In the wake of every natural disaster, some public figure feels compelled to utter a theological interpretation of events that is clear, compelling, and fundamentally wrong.
This time it was presidential contender Michele Bachmann who told a friendly audience God sent Hurricane Irene and the east coast earthquake to demonstrate divine disfavor at Washington's out-of-control spending.
While many will find Ms. Bachmann's comments in bad taste, her statement does give voice to a conviction shared by many that God sends natural disasters to punish people for their sins. And frankly, such folks have a lot of Bible on their side. Can you spell Noah's flood, Sodom and Gomorrah, or Jonah and the whale? And the Psalms are permeated by the confidence the natural order gives voice to both the glory and, at times, the disfavor of God.

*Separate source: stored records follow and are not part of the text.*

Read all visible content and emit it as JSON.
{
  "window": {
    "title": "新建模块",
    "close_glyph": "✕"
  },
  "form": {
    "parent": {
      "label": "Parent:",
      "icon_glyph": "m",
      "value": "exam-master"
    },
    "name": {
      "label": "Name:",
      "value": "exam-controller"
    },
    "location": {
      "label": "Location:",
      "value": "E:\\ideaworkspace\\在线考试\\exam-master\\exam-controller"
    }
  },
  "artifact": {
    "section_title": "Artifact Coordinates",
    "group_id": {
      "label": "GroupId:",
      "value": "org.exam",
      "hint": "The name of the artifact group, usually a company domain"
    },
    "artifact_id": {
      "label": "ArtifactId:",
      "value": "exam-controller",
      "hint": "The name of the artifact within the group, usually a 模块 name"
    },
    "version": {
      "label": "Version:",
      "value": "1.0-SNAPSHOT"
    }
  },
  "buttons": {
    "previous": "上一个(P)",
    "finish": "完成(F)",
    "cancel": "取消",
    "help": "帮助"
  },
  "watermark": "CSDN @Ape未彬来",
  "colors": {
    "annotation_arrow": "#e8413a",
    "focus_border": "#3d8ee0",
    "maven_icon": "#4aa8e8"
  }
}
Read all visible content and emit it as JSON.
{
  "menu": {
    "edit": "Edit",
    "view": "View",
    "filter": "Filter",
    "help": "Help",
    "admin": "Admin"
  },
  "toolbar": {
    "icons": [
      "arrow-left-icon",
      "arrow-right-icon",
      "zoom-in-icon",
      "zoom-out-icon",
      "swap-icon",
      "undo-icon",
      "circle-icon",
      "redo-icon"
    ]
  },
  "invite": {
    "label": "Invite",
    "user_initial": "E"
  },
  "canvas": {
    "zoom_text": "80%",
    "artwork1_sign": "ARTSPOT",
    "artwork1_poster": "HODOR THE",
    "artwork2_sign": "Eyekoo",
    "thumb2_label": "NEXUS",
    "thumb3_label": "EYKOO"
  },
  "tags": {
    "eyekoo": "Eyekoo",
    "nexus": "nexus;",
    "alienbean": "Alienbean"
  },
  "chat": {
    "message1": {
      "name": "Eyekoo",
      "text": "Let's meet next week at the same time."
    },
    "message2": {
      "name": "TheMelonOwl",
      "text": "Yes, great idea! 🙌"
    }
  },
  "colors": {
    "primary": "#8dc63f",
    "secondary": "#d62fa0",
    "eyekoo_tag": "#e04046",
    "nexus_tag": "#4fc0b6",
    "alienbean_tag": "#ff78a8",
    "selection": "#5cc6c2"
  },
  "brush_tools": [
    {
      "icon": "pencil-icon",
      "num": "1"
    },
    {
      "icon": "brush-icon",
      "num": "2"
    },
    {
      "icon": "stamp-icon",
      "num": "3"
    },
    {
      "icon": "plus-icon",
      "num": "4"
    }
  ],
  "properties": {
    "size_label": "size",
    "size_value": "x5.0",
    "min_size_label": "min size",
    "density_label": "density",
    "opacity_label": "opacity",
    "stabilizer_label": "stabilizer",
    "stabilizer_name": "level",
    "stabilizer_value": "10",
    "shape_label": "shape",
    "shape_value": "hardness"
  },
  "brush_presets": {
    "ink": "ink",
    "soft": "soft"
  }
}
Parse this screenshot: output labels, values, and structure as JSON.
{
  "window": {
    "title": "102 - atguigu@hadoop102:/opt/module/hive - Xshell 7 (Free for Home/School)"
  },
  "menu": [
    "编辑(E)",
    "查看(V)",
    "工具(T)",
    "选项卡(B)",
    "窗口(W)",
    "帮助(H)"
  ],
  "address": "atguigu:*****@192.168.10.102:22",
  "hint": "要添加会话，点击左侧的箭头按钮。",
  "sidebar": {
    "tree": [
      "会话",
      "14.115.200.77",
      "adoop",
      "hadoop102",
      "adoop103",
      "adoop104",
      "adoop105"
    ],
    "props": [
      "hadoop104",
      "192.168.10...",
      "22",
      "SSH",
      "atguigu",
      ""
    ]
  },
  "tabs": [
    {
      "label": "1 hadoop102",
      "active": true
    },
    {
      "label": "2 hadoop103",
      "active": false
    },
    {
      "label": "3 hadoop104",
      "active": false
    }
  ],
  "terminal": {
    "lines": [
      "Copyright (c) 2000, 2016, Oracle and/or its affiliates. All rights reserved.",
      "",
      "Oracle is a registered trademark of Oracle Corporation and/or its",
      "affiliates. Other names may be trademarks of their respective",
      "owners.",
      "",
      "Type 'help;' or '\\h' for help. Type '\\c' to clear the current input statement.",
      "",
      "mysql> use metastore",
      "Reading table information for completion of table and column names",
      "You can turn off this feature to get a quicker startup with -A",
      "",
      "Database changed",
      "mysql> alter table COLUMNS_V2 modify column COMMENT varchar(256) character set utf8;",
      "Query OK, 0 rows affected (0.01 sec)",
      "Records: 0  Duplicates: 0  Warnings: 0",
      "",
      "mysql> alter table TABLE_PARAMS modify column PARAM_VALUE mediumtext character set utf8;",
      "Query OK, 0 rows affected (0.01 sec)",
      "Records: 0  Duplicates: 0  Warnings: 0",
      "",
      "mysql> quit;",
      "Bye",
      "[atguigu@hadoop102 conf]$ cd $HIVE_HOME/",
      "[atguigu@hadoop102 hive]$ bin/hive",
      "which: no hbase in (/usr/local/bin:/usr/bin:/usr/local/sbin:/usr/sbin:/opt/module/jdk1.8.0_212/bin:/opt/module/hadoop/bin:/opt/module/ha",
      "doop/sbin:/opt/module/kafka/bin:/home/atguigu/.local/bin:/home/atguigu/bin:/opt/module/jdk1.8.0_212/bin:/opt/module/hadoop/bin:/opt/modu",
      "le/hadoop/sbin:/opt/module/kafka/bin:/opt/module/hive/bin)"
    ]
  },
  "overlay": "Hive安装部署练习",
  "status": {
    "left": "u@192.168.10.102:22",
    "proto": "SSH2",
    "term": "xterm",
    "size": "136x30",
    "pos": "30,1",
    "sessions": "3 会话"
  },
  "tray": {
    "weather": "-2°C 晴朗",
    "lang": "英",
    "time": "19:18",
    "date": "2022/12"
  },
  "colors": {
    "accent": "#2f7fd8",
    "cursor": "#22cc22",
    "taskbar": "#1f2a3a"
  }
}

But it is one thing to believe a sovereign God is at the helm of the universe and quite another to claim to know the mysterious dimensions of God's presence and purpose in any given natural disaster. Why, for example, is God's judgment in natural disasters always deemed to be directed at someone else and never at the person making the pronouncement? Jesus warned against just such prognosticating when commenting on a collapsed tower that killed 18 unsuspecting citizens: "Do you think they were worse offenders than all the others living in Jerusalem? I tell you, NO but unless YOU repent (italics mine), you will all perish just as they did" (Luke 13:4-5). In other words, natural disasters are an invitation for us to awaken to God's claim upon our own lives, rather than a shot across the bow of whoever happens to be our enemy at the moment.
As for lessons drawn from the Noah story, Jesus says he himself will do the suffering until his Coming sweeps away the wreckage of the indulgent, self-absorbed life (Luke 17:25-27). As for Sodom and Gomorrah, Jesus warns his contemporaries their own rejection of God's grace and goodness, present in him, is a far worse sin than anything those ancient cities were guilty of (Mt. 11:23-24). As for Jonah, Jesus says he will enter the belly of the whale and spend three days entombed in the earth, winning the salvation of the world (Mt. 12:39-40). Indeed, during the worst storm of all--as darkness descended from noon till three while Jesus hung on his cross--he, as always, was powerfully, personally present at the epicenter of the world's pain.
If God was sending any messages in the recent earthquake and hurricane that wreaked havoc with the east coast, it was this: "Life is fragile, life is precious. And when tragedy snatches it away, show up with a shoulder for folks to cry on and a shovel to help them dig out and rebuild. For when I sent my Son into the world, that is what I asked him to do."